PABA; Vitamin Bx
Para-aminobenzoic acid (PABA) is a natural substance. It is often used in sunscreen products. PABA is sometimes called vitamin Bx, but it is not a true vitamin.
This article discusses reactions to PABA, such as overdose and allergic response. PABA overdose occurs when someone uses more than the normal or recommended amount of this substance. This can be by accident or on purpose.
Increased outdoor leisure time, decreased clothing coverage, a diminishing stratospheric ozone layer, and the rise in popularity of indoor tanning have added up to a significant increase in ultraviolet (UV) radiation exposure in the last century.
When used appropriately, PABA-containing products can reduce the incidence of several types of skin cancers by reducing the amount of harmful radiation which can act upon the skin.
This article is for information only.
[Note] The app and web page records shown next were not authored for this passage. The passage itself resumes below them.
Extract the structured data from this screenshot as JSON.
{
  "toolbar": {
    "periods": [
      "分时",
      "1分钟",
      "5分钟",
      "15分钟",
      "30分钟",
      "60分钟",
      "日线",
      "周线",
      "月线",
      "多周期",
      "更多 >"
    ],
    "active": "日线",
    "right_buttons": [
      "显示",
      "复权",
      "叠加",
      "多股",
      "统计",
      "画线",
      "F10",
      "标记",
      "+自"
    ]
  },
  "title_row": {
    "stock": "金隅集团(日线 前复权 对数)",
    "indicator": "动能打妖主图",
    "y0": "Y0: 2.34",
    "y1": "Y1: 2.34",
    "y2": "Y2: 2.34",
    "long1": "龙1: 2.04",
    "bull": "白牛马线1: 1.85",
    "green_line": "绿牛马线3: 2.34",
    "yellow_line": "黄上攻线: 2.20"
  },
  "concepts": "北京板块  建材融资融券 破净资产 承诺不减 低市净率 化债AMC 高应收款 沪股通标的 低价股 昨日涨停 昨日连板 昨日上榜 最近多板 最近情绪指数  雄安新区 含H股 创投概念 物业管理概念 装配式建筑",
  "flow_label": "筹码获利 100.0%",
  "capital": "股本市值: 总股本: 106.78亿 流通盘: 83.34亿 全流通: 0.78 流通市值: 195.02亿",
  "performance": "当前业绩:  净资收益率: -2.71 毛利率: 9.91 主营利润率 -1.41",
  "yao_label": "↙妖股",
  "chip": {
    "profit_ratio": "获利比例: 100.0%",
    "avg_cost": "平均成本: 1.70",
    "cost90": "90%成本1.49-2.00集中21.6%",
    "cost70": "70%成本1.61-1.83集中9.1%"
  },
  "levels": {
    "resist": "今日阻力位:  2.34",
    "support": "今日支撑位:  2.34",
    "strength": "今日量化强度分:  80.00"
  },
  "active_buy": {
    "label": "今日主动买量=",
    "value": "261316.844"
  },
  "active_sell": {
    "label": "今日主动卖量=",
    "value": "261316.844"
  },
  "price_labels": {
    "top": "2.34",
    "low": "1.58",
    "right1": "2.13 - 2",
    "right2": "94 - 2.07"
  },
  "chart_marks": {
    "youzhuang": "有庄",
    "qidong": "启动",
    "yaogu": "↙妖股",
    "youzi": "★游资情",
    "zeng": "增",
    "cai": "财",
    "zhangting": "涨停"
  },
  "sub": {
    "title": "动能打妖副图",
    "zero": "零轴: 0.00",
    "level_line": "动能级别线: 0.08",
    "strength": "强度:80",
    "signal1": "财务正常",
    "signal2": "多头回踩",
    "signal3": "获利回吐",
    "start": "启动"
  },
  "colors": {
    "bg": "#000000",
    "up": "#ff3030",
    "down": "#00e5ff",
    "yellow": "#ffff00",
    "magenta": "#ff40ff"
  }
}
DO NOT use it to treat or manage an actual poison exposure. If you or someone you are with has an exposure, call the local emergency number (such as 911), or the local poison control center can be reached directly by calling the national toll-free Poison Help hotline (1-800-222-1222) from anywhere in the United States.
Para-aminobenzoic acid (also known as 4-aminobenzoic acid) can be harmful in large amounts.
PABA is used in certain sunscreen and skin-care products.
It may also naturally occur in these foods:
- Brewer's yeast
- Whole grains
Other products may also contain PABA.
Symptoms of an allergic reaction to PABA or PABA overdose include:
- Eye irritation if it touches the eyes
- Liver failure
- Nausea, vomiting
- Rash (in allergic reactions)
- Shortness of breath
- Slowed breathing
- Stupor (altered thinking and decreased level of consciousness)
- Coma (unresponsiveness)
Note: Most PABA reactions are due to allergic reactions, not overdoses.
Seek medical help right away. Do not make a person throw up unless poison control or a health care provider tells you to. If the chemical is on the skin or in the eyes, flush with lots of water for at least 15 minutes.
If the chemical was swallowed, give the person water or milk right away, unless a provider tells you not to. Do not give anything to drink if the person has symptoms that make it hard to swallow. These include vomiting, convulsions, or a decreased level of alertness.
Before Calling Emergency
Have this information ready:
- Person's age, weight, and condition
- Name of the product (ingredients and strength, if known)
- Time it was swallowed or used on the skin
- Amount swallowed or used on the skin
Your local poison control center can be reached directly by calling the national toll-free Poison Help hotline (1-800-222-1222) from anywhere in the United States. This national hotline number will let you talk to experts in poisoning. They will give you further instructions.
This is a free and confidential service. All local poison control centers in the United States use this national number. You should call if you have any questions about poisoning or poison prevention. It does NOT need to be an emergency. You can call for any reason, 24 hours a day, 7 days a week.
What to Expect at the Emergency Room
Take the container with you to the hospital, if possible.
The provider will measure and monitor the person's vital signs, including temperature, pulse, breathing rate, and blood pressure.
Tests that may be done include:
- Blood and urine tests
- Chest x-ray
- ECG (electrocardiogram, or heart tracing)
Treatment may include:
- Activated charcoal by mouth or tube through the nose into the stomach
- Breathing support, including oxygen, tube through the mouth into the throat, and breathing machine
- Fluids through a vein (by IV)
- Medicine to treat symptoms
How well a person does depends on the amount of poison swallowed and how quickly treatment is received. The faster medical help is given, the better the chance for recovery.
Swallowing sunscreen products containing PABA rarely causes symptoms, except in very large doses. Some people may be allergic to PABA.
Aronson JK. Sunscreens. In: Aronson JK, ed. Meyler's Side Effects of Drugs. 16th ed. Waltham, MA: Elsevier; 2016:603-604.
Glaser DA, Prodanovic E. Sunscreens. In: Draelos ZD, Dover JS, Alam M, eds. Cosmeceuticals: Procedures in Cosmetic Dermatology. 3rd ed. Philadelphia, PA: Elsevier; 2016:chap 17.
Last reviewed on: 7/5/2021
Reviewed by: Jacob L. Heller, MD, MHA, Emergency Medicine, Emeritus, Virginia Mason Medical Center, Seattle, WA. Also reviewed by David Zieve, MD, MHA, Medical Director, Brenda Conaway, Editorial Director, and the A.D.A.M. Editorial team.